## How to complete this task
Go through the records, and copy each line in which the string "text" is present.

## Page and application data records
--- START ---

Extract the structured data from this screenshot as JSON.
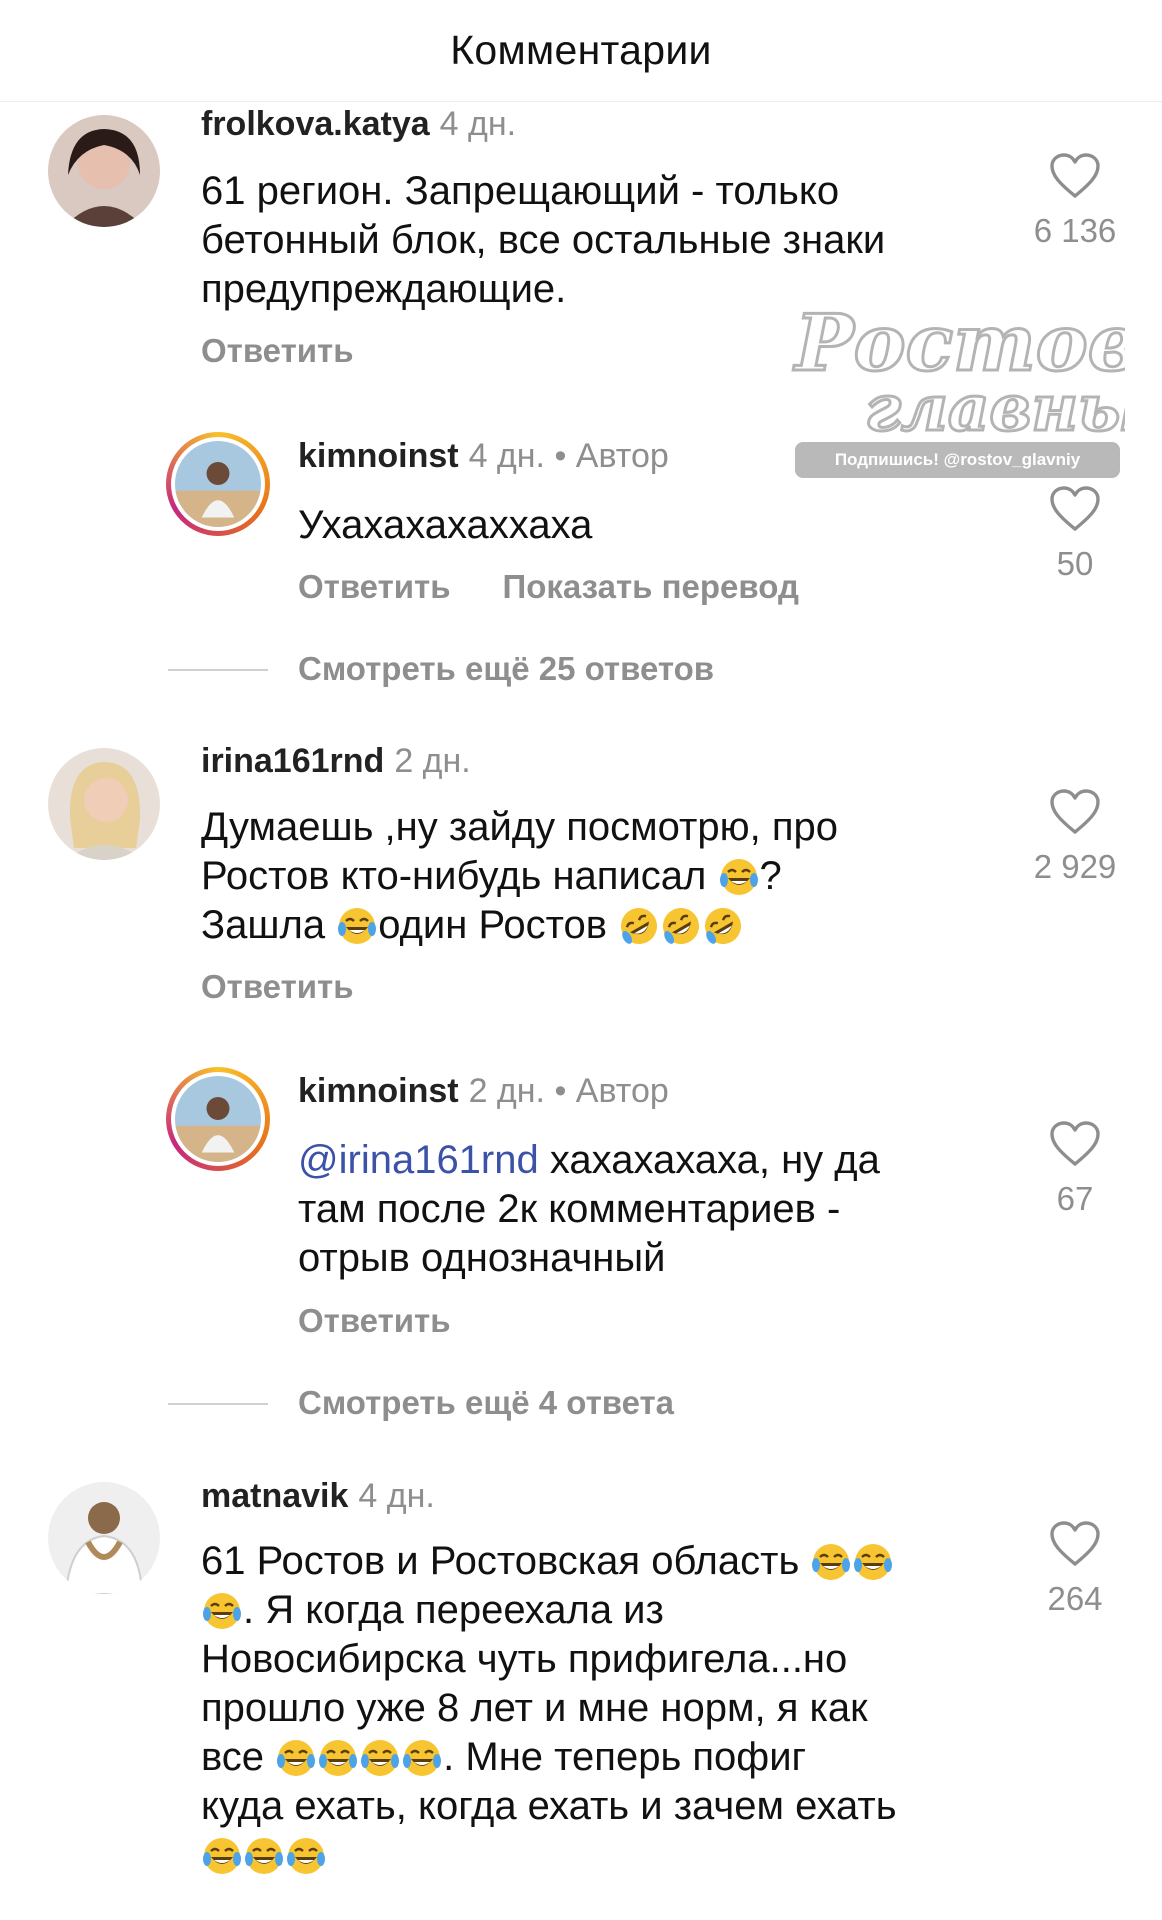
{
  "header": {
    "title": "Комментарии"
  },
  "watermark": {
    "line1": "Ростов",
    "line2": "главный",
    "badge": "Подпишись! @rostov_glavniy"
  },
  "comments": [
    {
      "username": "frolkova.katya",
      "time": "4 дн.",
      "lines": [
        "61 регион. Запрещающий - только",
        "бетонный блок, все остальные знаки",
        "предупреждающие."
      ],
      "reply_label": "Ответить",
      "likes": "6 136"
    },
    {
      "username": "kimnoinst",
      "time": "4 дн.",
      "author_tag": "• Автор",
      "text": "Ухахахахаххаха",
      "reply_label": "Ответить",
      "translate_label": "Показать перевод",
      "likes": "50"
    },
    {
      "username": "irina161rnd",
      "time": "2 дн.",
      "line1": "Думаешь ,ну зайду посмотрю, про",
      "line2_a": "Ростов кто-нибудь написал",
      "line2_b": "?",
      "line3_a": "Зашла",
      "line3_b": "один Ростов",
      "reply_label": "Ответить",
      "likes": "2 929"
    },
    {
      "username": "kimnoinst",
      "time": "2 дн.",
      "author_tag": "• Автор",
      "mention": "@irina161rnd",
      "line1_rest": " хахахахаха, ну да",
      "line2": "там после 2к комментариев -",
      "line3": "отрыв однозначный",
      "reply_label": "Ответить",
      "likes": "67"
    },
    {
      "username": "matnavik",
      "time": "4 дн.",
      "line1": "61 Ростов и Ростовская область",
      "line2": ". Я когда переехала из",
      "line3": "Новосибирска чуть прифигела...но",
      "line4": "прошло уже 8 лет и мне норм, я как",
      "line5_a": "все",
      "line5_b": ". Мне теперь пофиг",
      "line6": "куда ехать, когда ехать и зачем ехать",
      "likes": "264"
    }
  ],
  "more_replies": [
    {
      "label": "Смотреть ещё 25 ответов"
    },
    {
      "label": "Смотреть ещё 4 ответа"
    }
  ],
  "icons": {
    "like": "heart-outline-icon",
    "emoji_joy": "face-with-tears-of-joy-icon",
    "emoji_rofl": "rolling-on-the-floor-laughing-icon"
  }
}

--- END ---
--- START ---

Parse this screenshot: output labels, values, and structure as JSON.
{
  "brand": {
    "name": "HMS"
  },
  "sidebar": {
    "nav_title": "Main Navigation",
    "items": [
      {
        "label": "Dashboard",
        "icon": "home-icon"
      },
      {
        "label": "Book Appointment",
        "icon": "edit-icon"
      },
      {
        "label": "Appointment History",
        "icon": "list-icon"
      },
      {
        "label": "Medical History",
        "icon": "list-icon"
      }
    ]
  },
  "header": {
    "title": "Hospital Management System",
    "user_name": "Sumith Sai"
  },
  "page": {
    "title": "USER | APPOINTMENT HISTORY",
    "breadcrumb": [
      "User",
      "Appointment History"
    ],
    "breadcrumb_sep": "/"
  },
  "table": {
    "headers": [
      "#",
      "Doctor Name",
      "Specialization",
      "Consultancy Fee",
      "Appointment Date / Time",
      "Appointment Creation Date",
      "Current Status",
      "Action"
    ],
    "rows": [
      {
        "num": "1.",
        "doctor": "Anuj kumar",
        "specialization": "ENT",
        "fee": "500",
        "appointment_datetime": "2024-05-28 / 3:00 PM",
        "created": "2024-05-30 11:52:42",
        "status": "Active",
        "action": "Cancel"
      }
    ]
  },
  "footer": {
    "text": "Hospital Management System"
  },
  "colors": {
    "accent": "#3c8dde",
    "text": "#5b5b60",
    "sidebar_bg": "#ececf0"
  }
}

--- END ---

## Solved exercise
      "text": "Ухахахахаххаха",
    "text": "Hospital Management System"
    "text": "#5b5b60",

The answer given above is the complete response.